    Archbishop Dieudonne Nzapalainga, of Bangui, Central African Republic, also was among the fresh crop of cardinals. In 2015, Francis visited Nzapalainga's country, bloodied by sectarian violence between Christian and Muslim militants that has forced more than 1 million people to flee their homes.

    The two other new cardinals from the United States are Chicago Archbishop Blase Cupich and Archbishop Kevin Farrell, who served as bishop of Dallas before Francis appointed him to head the Vatican office for laity, family and life issues.

    Thirteen of the 17 new cardinals are under 80 years old and thus eligible to vote in a secret conclave for the next pope.

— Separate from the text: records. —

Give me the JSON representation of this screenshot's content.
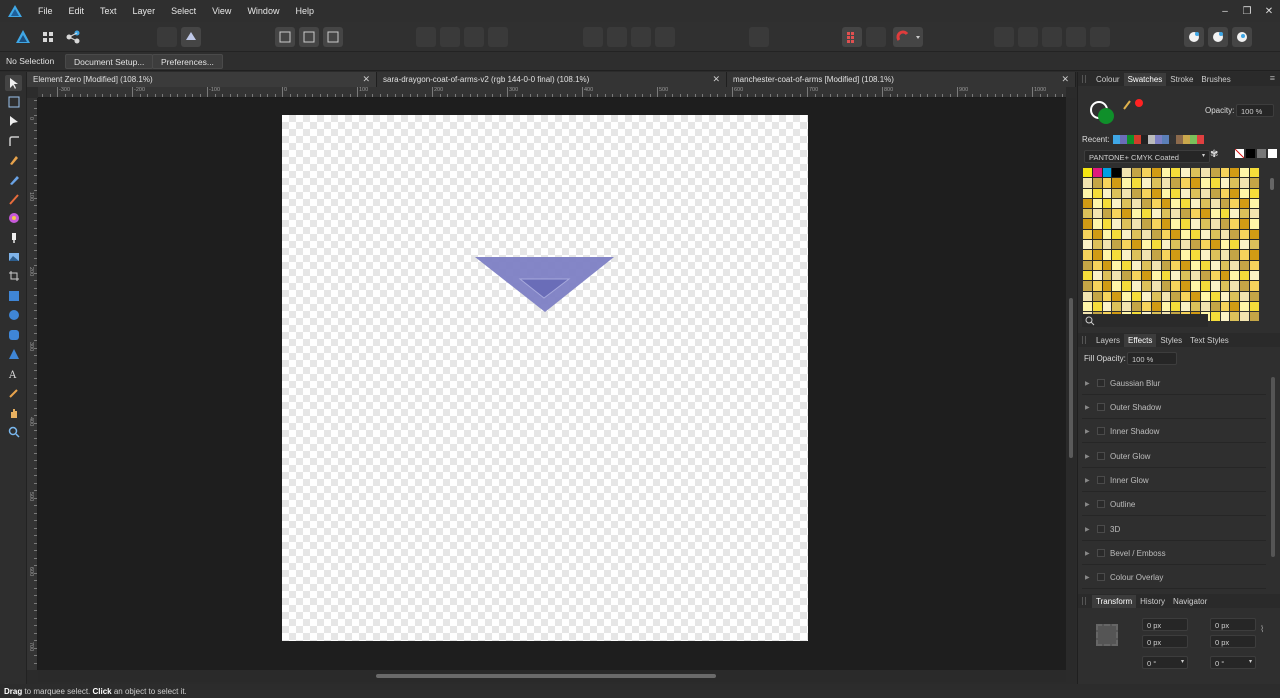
{
  "menu": [
    "File",
    "Edit",
    "Text",
    "Layer",
    "Select",
    "View",
    "Window",
    "Help"
  ],
  "window_controls": [
    "–",
    "❐",
    "✕"
  ],
  "context": {
    "selection": "No Selection",
    "document_setup": "Document Setup...",
    "preferences": "Preferences..."
  },
  "tabs": [
    {
      "label": "Element Zero [Modified] (108.1%)"
    },
    {
      "label": "sara-draygon-coat-of-arms-v2 (rgb 144-0-0 final) (108.1%)"
    },
    {
      "label": "manchester-coat-of-arms [Modified] (108.1%)"
    }
  ],
  "ruler_h": [
    "-300",
    "-200",
    "-100",
    "0",
    "100",
    "200",
    "300",
    "400",
    "500",
    "600",
    "700",
    "800",
    "900",
    "1000"
  ],
  "ruler_v": [
    "0",
    "100",
    "200",
    "300",
    "400",
    "500",
    "600",
    "700"
  ],
  "panel_top": {
    "tabs": [
      "Colour",
      "Swatches",
      "Stroke",
      "Brushes"
    ],
    "active": "Swatches",
    "opacity_label": "Opacity:",
    "opacity_value": "100 %",
    "recent_label": "Recent:",
    "palette_name": "PANTONE+ CMYK Coated",
    "fill_color": "#0f8f2a",
    "stroke_color": "#ff2222"
  },
  "panel_mid": {
    "tabs": [
      "Layers",
      "Effects",
      "Styles",
      "Text Styles"
    ],
    "active": "Effects",
    "fill_opacity_label": "Fill Opacity:",
    "fill_opacity_value": "100 %",
    "effects": [
      "Gaussian Blur",
      "Outer Shadow",
      "Inner Shadow",
      "Outer Glow",
      "Inner Glow",
      "Outline",
      "3D",
      "Bevel / Emboss",
      "Colour Overlay"
    ]
  },
  "panel_bottom": {
    "tabs": [
      "Transform",
      "History",
      "Navigator"
    ],
    "active": "Transform",
    "x": "0 px",
    "y": "0 px",
    "w": "0 px",
    "h": "0 px",
    "r": "0 °",
    "s": "0 °"
  },
  "status": {
    "drag": "Drag",
    "drag_text": " to marquee select. ",
    "click": "Click",
    "click_text": " an object to select it."
  },
  "colors": {
    "triangle_outer": "#7d80c4",
    "triangle_inner": "#6a6db8"
  }
}
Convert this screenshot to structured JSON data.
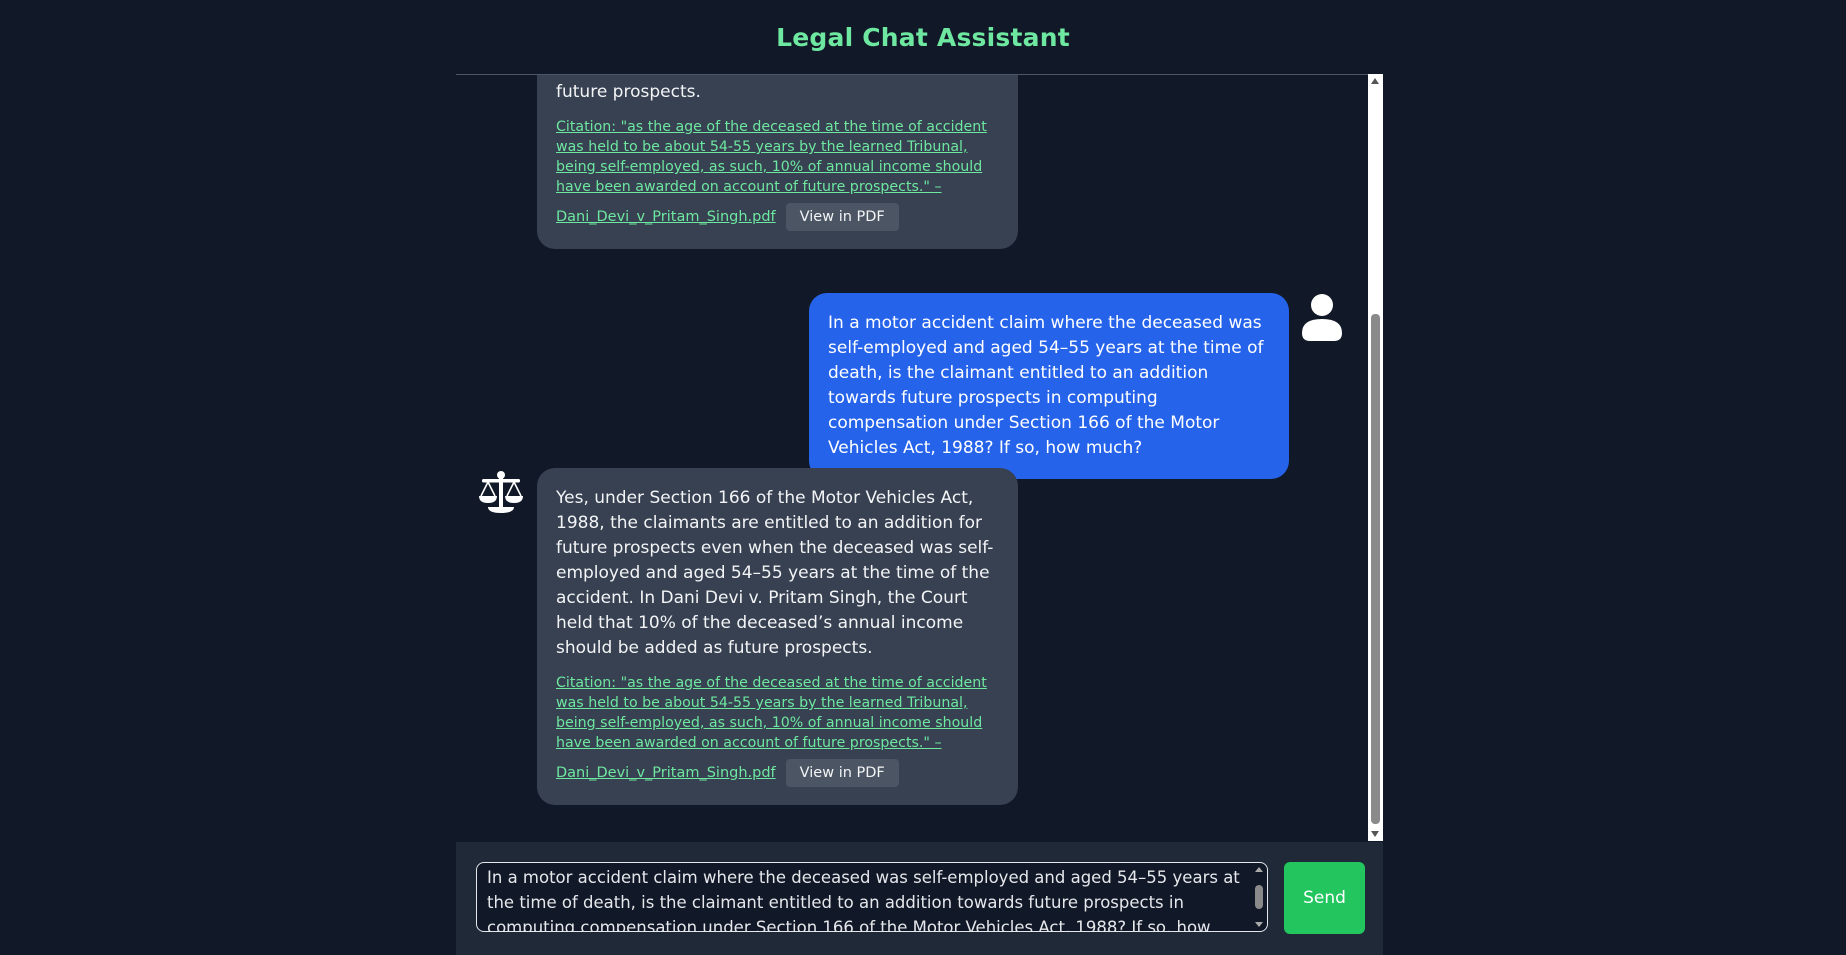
{
  "app": {
    "title": "Legal Chat Assistant"
  },
  "messages": [
    {
      "role": "assistant",
      "text": "the deceased’s annual income should be added as future prospects.",
      "citation": "Citation: \"as the age of the deceased at the time of accident was held to be about 54-55 years by the learned Tribunal, being self-employed, as such, 10% of annual income should have been awarded on account of future prospects.\" –",
      "file": "Dani_Devi_v_Pritam_Singh.pdf",
      "pdf_button": "View in PDF"
    },
    {
      "role": "user",
      "text": "In a motor accident claim where the deceased was self-employed and aged 54–55 years at the time of death, is the claimant entitled to an addition towards future prospects in computing compensation under Section 166 of the Motor Vehicles Act, 1988? If so, how much?"
    },
    {
      "role": "assistant",
      "text": "Yes, under Section 166 of the Motor Vehicles Act, 1988, the claimants are entitled to an addition for future prospects even when the deceased was self-employed and aged 54–55 years at the time of the accident. In Dani Devi v. Pritam Singh, the Court held that 10% of the deceased’s annual income should be added as future prospects.",
      "citation": "Citation: \"as the age of the deceased at the time of accident was held to be about 54-55 years by the learned Tribunal, being self-employed, as such, 10% of annual income should have been awarded on account of future prospects.\" –",
      "file": "Dani_Devi_v_Pritam_Singh.pdf",
      "pdf_button": "View in PDF"
    }
  ],
  "input": {
    "value": "In a motor accident claim where the deceased was self-employed and aged 54–55 years at the time of death, is the claimant entitled to an addition towards future prospects in computing compensation under Section 166 of the Motor Vehicles Act, 1988? If so, how much?",
    "send_label": "Send"
  },
  "icons": {
    "user_avatar": "user-icon",
    "assistant_avatar": "scales-of-justice-icon"
  },
  "colors": {
    "accent": "#6ee7a0",
    "user_bubble": "#2563eb",
    "assistant_bubble": "#374151",
    "send": "#22c55e"
  }
}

    Francis has now appointed 44 of the 120 cardinals young enough to elect his successor. The others were named by the previous two pontiffs, John Paul II, whom Francis made a saint, and Benedict XVI, who retired in 2013.

    After the basilica ceremony, the new cardinals and the pope were taking two mini-buses to the monastery on Vatican grounds where Benedict lives so they can greet the emeritus pontiff, the Vatican said.